> [About this task]: Give the records again exactly. Pictures do not belong in the copy.

> [Exercise input]:
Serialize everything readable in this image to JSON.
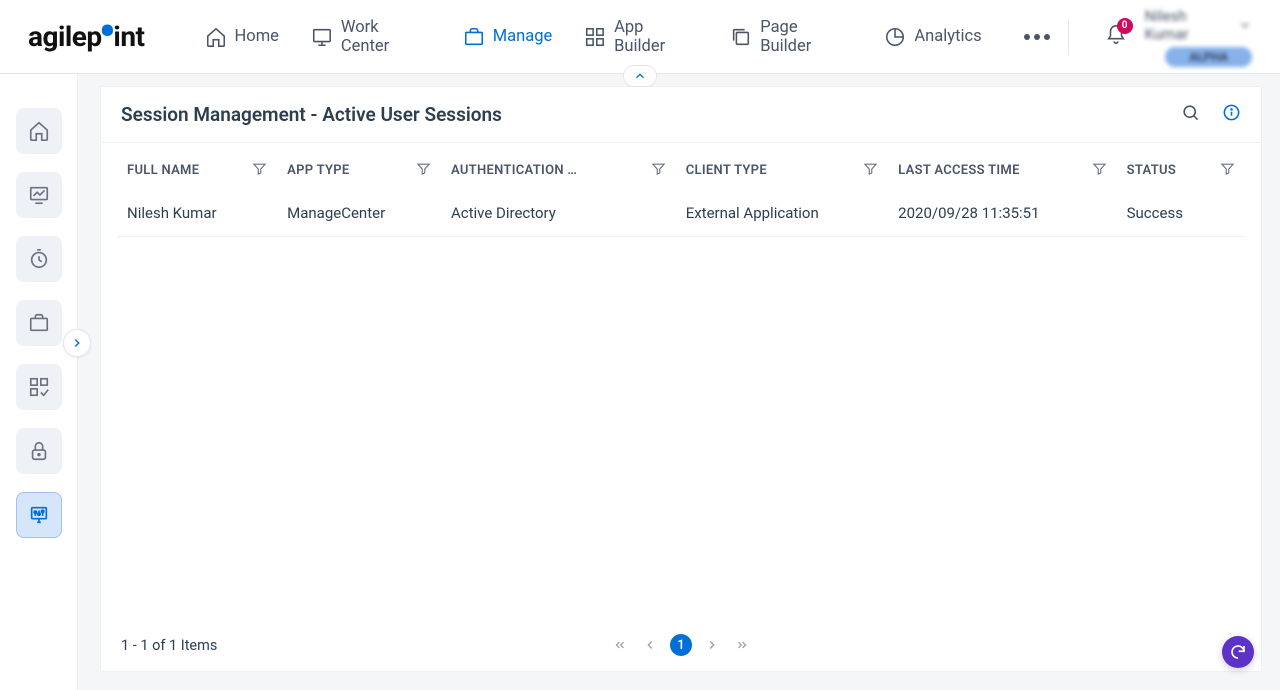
{
  "logo": {
    "text_left": "agilep",
    "text_right": "int"
  },
  "topnav": {
    "items": [
      {
        "label": "Home"
      },
      {
        "label": "Work Center"
      },
      {
        "label": "Manage"
      },
      {
        "label": "App Builder"
      },
      {
        "label": "Page Builder"
      },
      {
        "label": "Analytics"
      }
    ],
    "bell_count": "0",
    "user_name": "Nilesh Kumar",
    "alpha_badge": "ALPHA"
  },
  "panel": {
    "title": "Session Management - Active User Sessions"
  },
  "table": {
    "columns": [
      {
        "label": "FULL NAME"
      },
      {
        "label": "APP TYPE"
      },
      {
        "label": "AUTHENTICATION …"
      },
      {
        "label": "CLIENT TYPE"
      },
      {
        "label": "LAST ACCESS TIME"
      },
      {
        "label": "STATUS"
      }
    ],
    "rows": [
      {
        "full_name": "Nilesh Kumar",
        "app_type": "ManageCenter",
        "auth": "Active Directory",
        "client_type": "External Application",
        "last_access": "2020/09/28 11:35:51",
        "status": "Success"
      }
    ]
  },
  "pager": {
    "info": "1 - 1 of 1 Items",
    "current_page": "1"
  }
}
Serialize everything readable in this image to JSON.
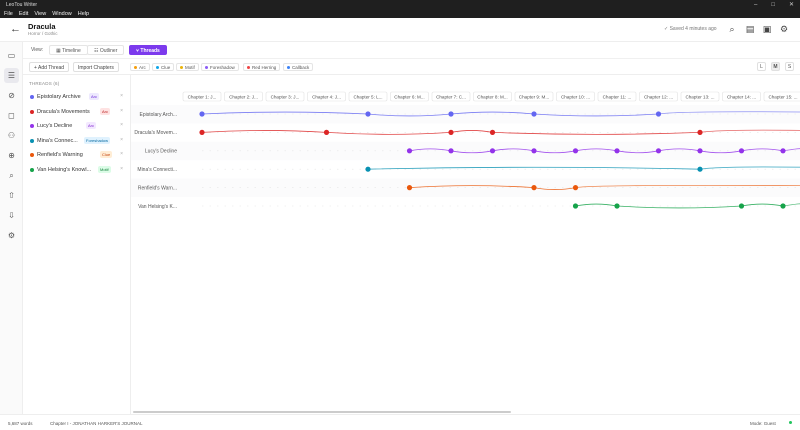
{
  "window": {
    "title": "LeoTou Writer",
    "controls": [
      "–",
      "□",
      "✕"
    ]
  },
  "menu": [
    "File",
    "Edit",
    "View",
    "Window",
    "Help"
  ],
  "header": {
    "back_icon": "←",
    "title": "Dracula",
    "subtitle": "Horror / Gothic",
    "saved": "✓ Saved 4 minutes ago",
    "icons": [
      "⌕",
      "▤",
      "▣",
      "⚙"
    ]
  },
  "rail_icons": [
    "▭",
    "☰",
    "⊘",
    "◻",
    "⚇",
    "⊕",
    "⌕",
    "⇧",
    "⇩",
    "⚙"
  ],
  "view": {
    "label": "View:",
    "buttons": [
      {
        "label": "▦ Timeline",
        "active": false
      },
      {
        "label": "☷ Outliner",
        "active": false
      },
      {
        "label": "⑂ Threads",
        "active": true
      }
    ]
  },
  "filters": {
    "add_thread": "+ Add Thread",
    "import_chapters": "Import Chapters",
    "tags": [
      {
        "label": "Arc",
        "color": "#f59e0b"
      },
      {
        "label": "Clue",
        "color": "#0ea5e9"
      },
      {
        "label": "Motif",
        "color": "#eab308"
      },
      {
        "label": "Foreshadow",
        "color": "#8b5cf6"
      },
      {
        "label": "Red Herring",
        "color": "#ef4444"
      },
      {
        "label": "Callback",
        "color": "#3b82f6"
      }
    ],
    "sizes": [
      {
        "label": "L",
        "active": false
      },
      {
        "label": "M",
        "active": true
      },
      {
        "label": "S",
        "active": false
      }
    ]
  },
  "threads_panel": {
    "heading": "THREADS (6)",
    "remove_icon": "×",
    "items": [
      {
        "name": "Epistolary Archive",
        "badge": "Arc",
        "color": "#6366f1",
        "badge_bg": "#ede9fe",
        "badge_fg": "#6d28d9"
      },
      {
        "name": "Dracula's Movements",
        "badge": "Arc",
        "color": "#dc2626",
        "badge_bg": "#fee2e2",
        "badge_fg": "#b91c1c"
      },
      {
        "name": "Lucy's Decline",
        "badge": "Arc",
        "color": "#9333ea",
        "badge_bg": "#f3e8ff",
        "badge_fg": "#7e22ce"
      },
      {
        "name": "Mina's Connec...",
        "badge": "Foreshadow",
        "color": "#0891b2",
        "badge_bg": "#e0f2fe",
        "badge_fg": "#0369a1"
      },
      {
        "name": "Renfield's Warning",
        "badge": "Clue",
        "color": "#ea580c",
        "badge_bg": "#ffedd5",
        "badge_fg": "#c2410c"
      },
      {
        "name": "Van Helsing's Knowl...",
        "badge": "Motif",
        "color": "#16a34a",
        "badge_bg": "#dcfce7",
        "badge_fg": "#15803d"
      }
    ]
  },
  "timeline": {
    "chapters": [
      "Chapter 1: J...",
      "Chapter 2: J...",
      "Chapter 3: J...",
      "Chapter 4: J...",
      "Chapter 5: L...",
      "Chapter 6: M...",
      "Chapter 7: C...",
      "Chapter 8: M...",
      "Chapter 9: M...",
      "Chapter 10: ...",
      "Chapter 11: ...",
      "Chapter 12: ...",
      "Chapter 13: ...",
      "Chapter 14: ...",
      "Chapter 15: ..."
    ],
    "rows": [
      {
        "label": "Epistolary Arch...",
        "color": "#6366f1",
        "points": [
          0,
          4,
          6,
          8,
          11
        ]
      },
      {
        "label": "Dracula's Movem...",
        "color": "#dc2626",
        "points": [
          0,
          3,
          6,
          7,
          12
        ]
      },
      {
        "label": "Lucy's Decline",
        "color": "#9333ea",
        "points": [
          5,
          6,
          7,
          8,
          9,
          10,
          11,
          12,
          13,
          14
        ]
      },
      {
        "label": "Mina's Connecti...",
        "color": "#0891b2",
        "points": [
          4,
          12
        ]
      },
      {
        "label": "Renfield's Warn...",
        "color": "#ea580c",
        "points": [
          5,
          8,
          9
        ]
      },
      {
        "label": "Van Helsing's K...",
        "color": "#16a34a",
        "points": [
          9,
          10,
          13,
          14
        ]
      }
    ]
  },
  "status": {
    "words": "5,687 words",
    "chapter": "Chapter I - JONATHAN HARKER'S JOURNAL",
    "mode": "Mode: Guest"
  }
}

> [Solution to this problem]:
Serialize everything readable in this image to JSON.
{
  "logo": {
    "text_left": "agilep",
    "text_right": "int"
  },
  "topnav": {
    "items": [
      {
        "label": "Home"
      },
      {
        "label": "Work Center"
      },
      {
        "label": "Manage"
      },
      {
        "label": "App Builder"
      },
      {
        "label": "Page Builder"
      },
      {
        "label": "Analytics"
      }
    ],
    "bell_count": "0",
    "user_name": "Nilesh Kumar",
    "alpha_badge": "ALPHA"
  },
  "panel": {
    "title": "Session Management - Active User Sessions"
  },
  "table": {
    "columns": [
      {
        "label": "FULL NAME"
      },
      {
        "label": "APP TYPE"
      },
      {
        "label": "AUTHENTICATION …"
      },
      {
        "label": "CLIENT TYPE"
      },
      {
        "label": "LAST ACCESS TIME"
      },
      {
        "label": "STATUS"
      }
    ],
    "rows": [
      {
        "full_name": "Nilesh Kumar",
        "app_type": "ManageCenter",
        "auth": "Active Directory",
        "client_type": "External Application",
        "last_access": "2020/09/28 11:35:51",
        "status": "Success"
      }
    ]
  },
  "pager": {
    "info": "1 - 1 of 1 Items",
    "current_page": "1"
  }
}
Serialize everything readable in this image to JSON.
{
  "window": {
    "title": "LeoTou Writer",
    "controls": [
      "–",
      "□",
      "✕"
    ]
  },
  "menu": [
    "File",
    "Edit",
    "View",
    "Window",
    "Help"
  ],
  "header": {
    "back_icon": "←",
    "title": "Dracula",
    "subtitle": "Horror / Gothic",
    "saved": "✓ Saved 4 minutes ago",
    "icons": [
      "⌕",
      "▤",
      "▣",
      "⚙"
    ]
  },
  "rail_icons": [
    "▭",
    "☰",
    "⊘",
    "◻",
    "⚇",
    "⊕",
    "⌕",
    "⇧",
    "⇩",
    "⚙"
  ],
  "view": {
    "label": "View:",
    "buttons": [
      {
        "label": "▦ Timeline",
        "active": false
      },
      {
        "label": "☷ Outliner",
        "active": false
      },
      {
        "label": "⑂ Threads",
        "active": true
      }
    ]
  },
  "filters": {
    "add_thread": "+ Add Thread",
    "import_chapters": "Import Chapters",
    "tags": [
      {
        "label": "Arc",
        "color": "#f59e0b"
      },
      {
        "label": "Clue",
        "color": "#0ea5e9"
      },
      {
        "label": "Motif",
        "color": "#eab308"
      },
      {
        "label": "Foreshadow",
        "color": "#8b5cf6"
      },
      {
        "label": "Red Herring",
        "color": "#ef4444"
      },
      {
        "label": "Callback",
        "color": "#3b82f6"
      }
    ],
    "sizes": [
      {
        "label": "L",
        "active": false
      },
      {
        "label": "M",
        "active": true
      },
      {
        "label": "S",
        "active": false
      }
    ]
  },
  "threads_panel": {
    "heading": "THREADS (6)",
    "remove_icon": "×",
    "items": [
      {
        "name": "Epistolary Archive",
        "badge": "Arc",
        "color": "#6366f1",
        "badge_bg": "#ede9fe",
        "badge_fg": "#6d28d9"
      },
      {
        "name": "Dracula's Movements",
        "badge": "Arc",
        "color": "#dc2626",
        "badge_bg": "#fee2e2",
        "badge_fg": "#b91c1c"
      },
      {
        "name": "Lucy's Decline",
        "badge": "Arc",
        "color": "#9333ea",
        "badge_bg": "#f3e8ff",
        "badge_fg": "#7e22ce"
      },
      {
        "name": "Mina's Connec...",
        "badge": "Foreshadow",
        "color": "#0891b2",
        "badge_bg": "#e0f2fe",
        "badge_fg": "#0369a1"
      },
      {
        "name": "Renfield's Warning",
        "badge": "Clue",
        "color": "#ea580c",
        "badge_bg": "#ffedd5",
        "badge_fg": "#c2410c"
      },
      {
        "name": "Van Helsing's Knowl...",
        "badge": "Motif",
        "color": "#16a34a",
        "badge_bg": "#dcfce7",
        "badge_fg": "#15803d"
      }
    ]
  },
  "timeline": {
    "chapters": [
      "Chapter 1: J...",
      "Chapter 2: J...",
      "Chapter 3: J...",
      "Chapter 4: J...",
      "Chapter 5: L...",
      "Chapter 6: M...",
      "Chapter 7: C...",
      "Chapter 8: M...",
      "Chapter 9: M...",
      "Chapter 10: ...",
      "Chapter 11: ...",
      "Chapter 12: ...",
      "Chapter 13: ...",
      "Chapter 14: ...",
      "Chapter 15: ..."
    ],
    "rows": [
      {
        "label": "Epistolary Arch...",
        "color": "#6366f1",
        "points": [
          0,
          4,
          6,
          8,
          11
        ]
      },
      {
        "label": "Dracula's Movem...",
        "color": "#dc2626",
        "points": [
          0,
          3,
          6,
          7,
          12
        ]
      },
      {
        "label": "Lucy's Decline",
        "color": "#9333ea",
        "points": [
          5,
          6,
          7,
          8,
          9,
          10,
          11,
          12,
          13,
          14
        ]
      },
      {
        "label": "Mina's Connecti...",
        "color": "#0891b2",
        "points": [
          4,
          12
        ]
      },
      {
        "label": "Renfield's Warn...",
        "color": "#ea580c",
        "points": [
          5,
          8,
          9
        ]
      },
      {
        "label": "Van Helsing's K...",
        "color": "#16a34a",
        "points": [
          9,
          10,
          13,
          14
        ]
      }
    ]
  },
  "status": {
    "words": "5,687 words",
    "chapter": "Chapter I - JONATHAN HARKER'S JOURNAL",
    "mode": "Mode: Guest"
  }
}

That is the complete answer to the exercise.